FILE PHOTO: Russia's President Vladimir Putin and South Sudan's President Salva Kiir meet in Moscow

WASHINGTON (Reuters) - The United States, Britain and Norway on Tuesday called on South Sudan's leaders to take urgent steps to ensure genuine and peaceful elections in December.

South Sudan has been formally at peace since a 2018 deal ended a five-year conflict responsible for hundreds of thousands of deaths, but violence between rival communities flares frequently.

WHY IT IS IMPORTANT

The joint statement follows warnings from the United States that South Sudan is not on a path of free and fair elections to take place in December as planned unless action is taken.

South Sudan is planning to choose leaders to succeed the current transitional government, which includes President Salva Kiir and First Vice President Riek Machar, whose respective forces battled each other during the 2013-2018 civil war.

In 2022, Kiir said the transitional government would remain in power for another two years, delaying scheduled elections.

KEY QUOTES
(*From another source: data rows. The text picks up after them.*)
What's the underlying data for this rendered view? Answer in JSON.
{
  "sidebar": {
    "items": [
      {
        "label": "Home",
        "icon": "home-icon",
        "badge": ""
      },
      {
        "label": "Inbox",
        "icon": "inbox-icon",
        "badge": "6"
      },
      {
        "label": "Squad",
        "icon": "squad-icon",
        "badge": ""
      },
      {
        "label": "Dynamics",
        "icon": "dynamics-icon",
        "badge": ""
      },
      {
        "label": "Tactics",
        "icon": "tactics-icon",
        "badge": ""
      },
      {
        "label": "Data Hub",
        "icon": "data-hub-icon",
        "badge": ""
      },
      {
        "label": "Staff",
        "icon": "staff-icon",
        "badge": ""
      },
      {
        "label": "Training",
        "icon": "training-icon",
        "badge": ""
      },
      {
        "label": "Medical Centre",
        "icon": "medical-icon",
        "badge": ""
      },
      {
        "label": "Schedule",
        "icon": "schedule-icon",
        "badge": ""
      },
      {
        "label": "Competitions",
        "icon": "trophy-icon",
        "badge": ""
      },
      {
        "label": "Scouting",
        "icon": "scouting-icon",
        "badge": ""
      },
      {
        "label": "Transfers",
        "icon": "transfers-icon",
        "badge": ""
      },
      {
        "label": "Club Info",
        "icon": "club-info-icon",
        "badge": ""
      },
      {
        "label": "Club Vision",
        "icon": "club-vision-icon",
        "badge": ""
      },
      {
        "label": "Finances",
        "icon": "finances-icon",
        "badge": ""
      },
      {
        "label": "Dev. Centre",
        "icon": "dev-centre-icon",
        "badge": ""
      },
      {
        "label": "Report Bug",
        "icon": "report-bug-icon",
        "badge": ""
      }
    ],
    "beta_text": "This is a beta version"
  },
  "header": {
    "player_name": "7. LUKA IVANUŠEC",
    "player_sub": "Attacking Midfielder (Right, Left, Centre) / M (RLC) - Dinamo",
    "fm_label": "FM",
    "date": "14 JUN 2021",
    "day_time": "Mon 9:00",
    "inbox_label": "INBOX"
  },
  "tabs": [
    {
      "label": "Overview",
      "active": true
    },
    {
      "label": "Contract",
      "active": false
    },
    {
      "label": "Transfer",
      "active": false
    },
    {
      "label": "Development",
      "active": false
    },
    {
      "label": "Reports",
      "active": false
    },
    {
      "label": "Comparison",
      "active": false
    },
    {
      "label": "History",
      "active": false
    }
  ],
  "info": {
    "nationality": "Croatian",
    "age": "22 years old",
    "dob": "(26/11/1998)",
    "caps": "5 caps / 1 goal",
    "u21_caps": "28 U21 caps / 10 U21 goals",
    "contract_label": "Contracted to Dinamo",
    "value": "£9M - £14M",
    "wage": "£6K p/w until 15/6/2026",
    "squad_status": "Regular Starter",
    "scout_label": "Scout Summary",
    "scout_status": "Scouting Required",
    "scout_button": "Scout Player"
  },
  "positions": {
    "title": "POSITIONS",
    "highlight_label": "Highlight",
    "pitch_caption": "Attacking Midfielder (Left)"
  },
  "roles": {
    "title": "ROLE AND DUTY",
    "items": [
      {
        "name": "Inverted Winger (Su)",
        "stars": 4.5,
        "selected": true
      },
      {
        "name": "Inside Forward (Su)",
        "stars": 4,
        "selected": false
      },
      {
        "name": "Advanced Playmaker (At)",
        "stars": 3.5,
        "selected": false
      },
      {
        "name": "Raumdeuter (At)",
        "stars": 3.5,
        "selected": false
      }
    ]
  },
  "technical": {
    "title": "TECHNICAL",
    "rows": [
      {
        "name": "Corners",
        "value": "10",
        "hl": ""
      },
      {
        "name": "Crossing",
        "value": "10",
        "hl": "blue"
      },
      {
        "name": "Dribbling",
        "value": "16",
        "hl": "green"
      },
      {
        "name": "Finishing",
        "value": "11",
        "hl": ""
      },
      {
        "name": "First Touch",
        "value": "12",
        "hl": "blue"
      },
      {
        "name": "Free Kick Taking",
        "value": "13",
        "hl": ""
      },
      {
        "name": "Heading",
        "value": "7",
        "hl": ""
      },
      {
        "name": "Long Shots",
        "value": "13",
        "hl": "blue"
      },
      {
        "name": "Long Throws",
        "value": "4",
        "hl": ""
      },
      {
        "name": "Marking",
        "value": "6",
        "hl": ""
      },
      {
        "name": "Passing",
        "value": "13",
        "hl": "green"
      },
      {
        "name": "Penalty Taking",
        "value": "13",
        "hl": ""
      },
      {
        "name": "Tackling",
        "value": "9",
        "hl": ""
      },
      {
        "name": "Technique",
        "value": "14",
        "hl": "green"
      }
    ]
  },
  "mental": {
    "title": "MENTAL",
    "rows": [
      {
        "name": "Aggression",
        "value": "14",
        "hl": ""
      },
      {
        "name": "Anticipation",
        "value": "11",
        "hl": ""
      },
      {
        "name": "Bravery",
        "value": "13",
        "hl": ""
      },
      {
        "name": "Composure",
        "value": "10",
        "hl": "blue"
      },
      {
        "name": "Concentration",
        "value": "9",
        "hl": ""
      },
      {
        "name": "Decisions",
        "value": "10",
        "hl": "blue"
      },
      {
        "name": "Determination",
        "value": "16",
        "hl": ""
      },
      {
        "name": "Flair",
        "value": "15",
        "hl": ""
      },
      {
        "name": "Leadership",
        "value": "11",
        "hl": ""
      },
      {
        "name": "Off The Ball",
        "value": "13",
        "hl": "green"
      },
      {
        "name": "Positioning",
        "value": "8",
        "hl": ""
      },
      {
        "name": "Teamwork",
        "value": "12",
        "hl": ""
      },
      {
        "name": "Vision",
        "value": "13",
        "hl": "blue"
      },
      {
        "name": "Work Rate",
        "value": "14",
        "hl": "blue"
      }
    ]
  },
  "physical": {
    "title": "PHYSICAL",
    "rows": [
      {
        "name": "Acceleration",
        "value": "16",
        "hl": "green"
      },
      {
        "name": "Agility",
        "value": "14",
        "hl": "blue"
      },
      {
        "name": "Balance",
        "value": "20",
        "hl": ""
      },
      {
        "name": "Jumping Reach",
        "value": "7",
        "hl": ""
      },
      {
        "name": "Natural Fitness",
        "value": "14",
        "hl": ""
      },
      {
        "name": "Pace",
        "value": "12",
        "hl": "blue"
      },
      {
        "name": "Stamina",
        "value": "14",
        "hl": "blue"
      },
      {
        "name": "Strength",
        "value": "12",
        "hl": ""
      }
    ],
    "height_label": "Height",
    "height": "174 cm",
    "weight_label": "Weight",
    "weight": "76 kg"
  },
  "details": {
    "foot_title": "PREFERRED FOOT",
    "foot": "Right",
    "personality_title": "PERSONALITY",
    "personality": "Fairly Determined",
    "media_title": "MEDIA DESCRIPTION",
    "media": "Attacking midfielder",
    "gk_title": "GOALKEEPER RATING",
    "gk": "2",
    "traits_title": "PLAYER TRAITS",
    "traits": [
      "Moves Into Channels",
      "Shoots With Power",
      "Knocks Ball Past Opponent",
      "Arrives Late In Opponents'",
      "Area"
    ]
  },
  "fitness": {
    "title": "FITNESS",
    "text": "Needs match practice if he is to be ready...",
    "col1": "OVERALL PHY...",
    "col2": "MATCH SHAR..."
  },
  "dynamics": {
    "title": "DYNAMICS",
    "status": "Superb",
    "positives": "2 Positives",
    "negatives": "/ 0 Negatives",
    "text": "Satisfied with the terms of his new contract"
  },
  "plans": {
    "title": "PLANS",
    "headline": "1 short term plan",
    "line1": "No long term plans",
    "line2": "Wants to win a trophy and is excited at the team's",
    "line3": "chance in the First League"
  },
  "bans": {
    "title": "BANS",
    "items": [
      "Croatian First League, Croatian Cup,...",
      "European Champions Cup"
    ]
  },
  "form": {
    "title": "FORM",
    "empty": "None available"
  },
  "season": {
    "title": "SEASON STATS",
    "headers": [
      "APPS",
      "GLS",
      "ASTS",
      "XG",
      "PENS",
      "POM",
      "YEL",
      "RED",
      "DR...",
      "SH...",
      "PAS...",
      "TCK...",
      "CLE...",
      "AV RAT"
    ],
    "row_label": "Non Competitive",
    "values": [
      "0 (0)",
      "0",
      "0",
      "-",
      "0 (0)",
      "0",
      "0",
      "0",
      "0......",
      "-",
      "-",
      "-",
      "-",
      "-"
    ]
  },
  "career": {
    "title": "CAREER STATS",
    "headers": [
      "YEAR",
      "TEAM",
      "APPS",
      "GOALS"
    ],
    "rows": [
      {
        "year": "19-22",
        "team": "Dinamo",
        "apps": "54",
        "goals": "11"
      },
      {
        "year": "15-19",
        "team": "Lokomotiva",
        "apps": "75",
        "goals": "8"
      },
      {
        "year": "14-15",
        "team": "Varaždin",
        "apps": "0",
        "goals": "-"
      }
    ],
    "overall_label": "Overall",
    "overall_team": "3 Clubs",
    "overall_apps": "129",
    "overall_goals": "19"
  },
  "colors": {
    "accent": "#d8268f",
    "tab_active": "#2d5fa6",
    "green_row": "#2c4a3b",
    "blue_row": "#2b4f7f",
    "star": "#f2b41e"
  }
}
"Following recent senior-level visits from our capitals to Juba, the Governments of Norway, the United Kingdom, and the United States reaffirm our call for South Sudan’s leaders urgently to take steps necessary to ensure genuine and peaceful elections in December," the statement said, adding the process should address 10 questions posed by the United Nations, African Union and Intergovernmental Authority on Development.

"Not taking these critical steps and so not allowing elections would be a collective failure on the part of South Sudan’s leaders."

CONTEXT

A senior U.S. State Department official told Reuters this month that the elections will not be a credible process unless urgent action is taken.

On the likelihood the elections proceed in December as planned, the U.S. official said: "I give it 50/50."

The official, speaking on condition of anonymity, warned that the U.S. would look to options including sanctions and adjusting its diplomatic platform in the country if elections were to be delayed or violence breaks out.

(Reporting by Daphne Psaledakis; Editing by Nick Macfie)